On 9 February, the Newport and the Tartar conveyed supplies of men and ammunition to Gibraltar unhindered.

In mid-February, the French Maréchal de Tessé arrived at Gibraltar and assumed direction of operations. Humiliated, Villadarias and other Spanish officers, left and retired to his residence in Antequera.

Tessé fell back on the bombardment of the town, which was speedily laid in ruins.

On 16 February, the Roebuck and Leopard convoyed further supplies of men and ammunition to Gibraltar.

On 18 February, the Tiger convoyed further supplies of men and ammunition to Gibraltar.

On 25 February, de Pointis returned to the Bay of Gibraltar with part of his squadron (14 men-of-war, 2 fireships) to assist in the prosecution of the siege. News of his arrival was promptly conveyed to Sir John Leake at Lisbon.

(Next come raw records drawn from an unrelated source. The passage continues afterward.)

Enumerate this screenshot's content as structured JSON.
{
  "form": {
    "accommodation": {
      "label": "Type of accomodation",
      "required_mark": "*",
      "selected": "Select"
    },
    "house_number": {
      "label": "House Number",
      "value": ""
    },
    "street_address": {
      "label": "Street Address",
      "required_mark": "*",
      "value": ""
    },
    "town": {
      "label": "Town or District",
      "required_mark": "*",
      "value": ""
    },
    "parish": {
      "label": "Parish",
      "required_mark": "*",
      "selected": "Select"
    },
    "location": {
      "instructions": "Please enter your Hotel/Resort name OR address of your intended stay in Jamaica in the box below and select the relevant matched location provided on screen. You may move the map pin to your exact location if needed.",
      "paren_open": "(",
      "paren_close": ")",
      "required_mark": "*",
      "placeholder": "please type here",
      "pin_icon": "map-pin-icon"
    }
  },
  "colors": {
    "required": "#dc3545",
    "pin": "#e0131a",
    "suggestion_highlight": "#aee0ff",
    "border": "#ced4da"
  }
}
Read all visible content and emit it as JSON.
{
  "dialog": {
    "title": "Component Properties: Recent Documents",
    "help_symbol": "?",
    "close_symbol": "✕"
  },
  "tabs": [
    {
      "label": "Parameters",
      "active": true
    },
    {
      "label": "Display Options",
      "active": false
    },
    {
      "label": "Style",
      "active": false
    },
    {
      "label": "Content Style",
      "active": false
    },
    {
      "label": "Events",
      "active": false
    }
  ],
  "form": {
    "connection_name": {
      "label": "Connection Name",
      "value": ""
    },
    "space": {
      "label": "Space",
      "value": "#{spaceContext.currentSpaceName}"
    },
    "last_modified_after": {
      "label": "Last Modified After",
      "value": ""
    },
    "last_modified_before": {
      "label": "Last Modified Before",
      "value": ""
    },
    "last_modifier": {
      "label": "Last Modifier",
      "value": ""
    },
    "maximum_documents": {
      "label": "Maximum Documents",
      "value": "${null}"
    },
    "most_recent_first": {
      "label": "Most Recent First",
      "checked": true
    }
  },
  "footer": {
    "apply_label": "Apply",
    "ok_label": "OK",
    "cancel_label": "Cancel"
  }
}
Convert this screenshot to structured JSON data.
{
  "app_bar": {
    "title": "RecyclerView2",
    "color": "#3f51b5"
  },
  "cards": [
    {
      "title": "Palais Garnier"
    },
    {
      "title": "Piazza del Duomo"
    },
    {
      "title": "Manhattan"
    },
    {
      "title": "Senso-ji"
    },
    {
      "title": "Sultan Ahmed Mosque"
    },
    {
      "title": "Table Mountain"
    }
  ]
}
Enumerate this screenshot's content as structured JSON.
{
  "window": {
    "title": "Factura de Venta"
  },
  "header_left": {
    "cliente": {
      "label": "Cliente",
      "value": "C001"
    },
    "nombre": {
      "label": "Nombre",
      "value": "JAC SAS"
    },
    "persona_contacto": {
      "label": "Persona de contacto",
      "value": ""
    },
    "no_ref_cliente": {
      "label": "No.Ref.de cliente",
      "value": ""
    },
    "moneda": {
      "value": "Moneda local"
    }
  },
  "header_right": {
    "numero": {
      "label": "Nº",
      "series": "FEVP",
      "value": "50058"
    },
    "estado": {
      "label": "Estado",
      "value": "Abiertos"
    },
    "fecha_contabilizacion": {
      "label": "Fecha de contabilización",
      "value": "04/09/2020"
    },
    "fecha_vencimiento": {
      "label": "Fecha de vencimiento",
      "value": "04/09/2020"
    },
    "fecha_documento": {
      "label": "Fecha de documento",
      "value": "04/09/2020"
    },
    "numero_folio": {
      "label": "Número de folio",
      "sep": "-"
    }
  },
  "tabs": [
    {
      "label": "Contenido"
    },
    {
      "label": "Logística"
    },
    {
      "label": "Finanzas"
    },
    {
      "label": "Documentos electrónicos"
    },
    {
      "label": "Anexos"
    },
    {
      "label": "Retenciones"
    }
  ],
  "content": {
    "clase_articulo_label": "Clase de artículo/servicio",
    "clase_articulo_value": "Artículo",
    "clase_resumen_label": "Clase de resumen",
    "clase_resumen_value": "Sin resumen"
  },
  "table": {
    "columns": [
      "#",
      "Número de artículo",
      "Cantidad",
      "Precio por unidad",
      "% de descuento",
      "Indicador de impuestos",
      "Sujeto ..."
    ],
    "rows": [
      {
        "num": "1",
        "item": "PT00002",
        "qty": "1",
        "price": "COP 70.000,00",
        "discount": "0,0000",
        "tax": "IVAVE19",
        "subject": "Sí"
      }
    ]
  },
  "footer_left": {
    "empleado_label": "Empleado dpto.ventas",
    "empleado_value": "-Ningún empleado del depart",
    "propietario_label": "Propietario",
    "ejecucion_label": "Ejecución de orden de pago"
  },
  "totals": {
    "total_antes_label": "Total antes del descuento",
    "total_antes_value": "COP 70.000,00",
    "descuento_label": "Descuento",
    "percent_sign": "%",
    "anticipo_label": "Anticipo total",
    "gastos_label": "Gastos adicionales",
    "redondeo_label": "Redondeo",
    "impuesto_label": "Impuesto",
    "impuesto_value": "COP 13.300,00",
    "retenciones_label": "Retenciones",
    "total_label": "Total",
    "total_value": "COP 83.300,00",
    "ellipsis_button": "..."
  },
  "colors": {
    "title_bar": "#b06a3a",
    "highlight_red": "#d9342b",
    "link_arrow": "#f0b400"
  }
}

The advent of the French squadron seemed likely at one moment to hearten the besiegers to renewed efforts, but Bennett, who ever since his arrival had been the soul of the defence, had by that time constructed fresh batteries and was fully prepared.

Leake had recently been joined by Rear-Admiral Sir Thomas Dilkes with 5 third-rates from England.

On 17 March, Leake quitted Lisbon with 23 British men-of-war, 4 Dutch men-of-war and 8 Portuguese men-of-war.

On 20 March at noon, Leake’s fleet sighted Cape Spartel and lay by to avoid discovery from the Spanish shore.

On 21 March, Leake’s fleet engaged part of de Pointis’ fleet in the Combat of Cabrita Point and defeated it. When the rest of de Pointis’ ships learned of the result of the engagement, they cut their cables and made for Toulon.

Realising that, without naval support, he would be unable to prevent the British Navy from resupplying Gibraltar, the French commander decided to raise the siege. However, before doing so, he established a land blockade to make sure that the place could not be used to launch raids in Andalusia. Once the works on the blockade completed, the besiegers started to retire.

By the end of April, the siege of Gibraltar had been raised.


Though the scale of the operations may seem small the siege had cost the Franco-Spanish army no fewer than 12,000 men.


This article incorporates texts from the following books which are now in the public domain:

  • Clowes, Wm. Laird: The Royal Navy – A History from the Earliest Time to the Present, Vol. II, Sampson Low, Marston and Company, London: 1898, pp. 396-408
  • Fortescue, J. W.: A History of the British Army, Vol. I, MacMillan, London, 1899, pp. 447-450
  • Abtheilung für Kriegsgeschichte des k. k. Kriegs-Archives: Feldzüge des Prinzen Eugen von Savoyen, Series 1, Vol. 6, Vienna 1879, pp. 705-718

Other sources

Arre Caballo – Guerra de Sucesión Española. Campañas en 1.704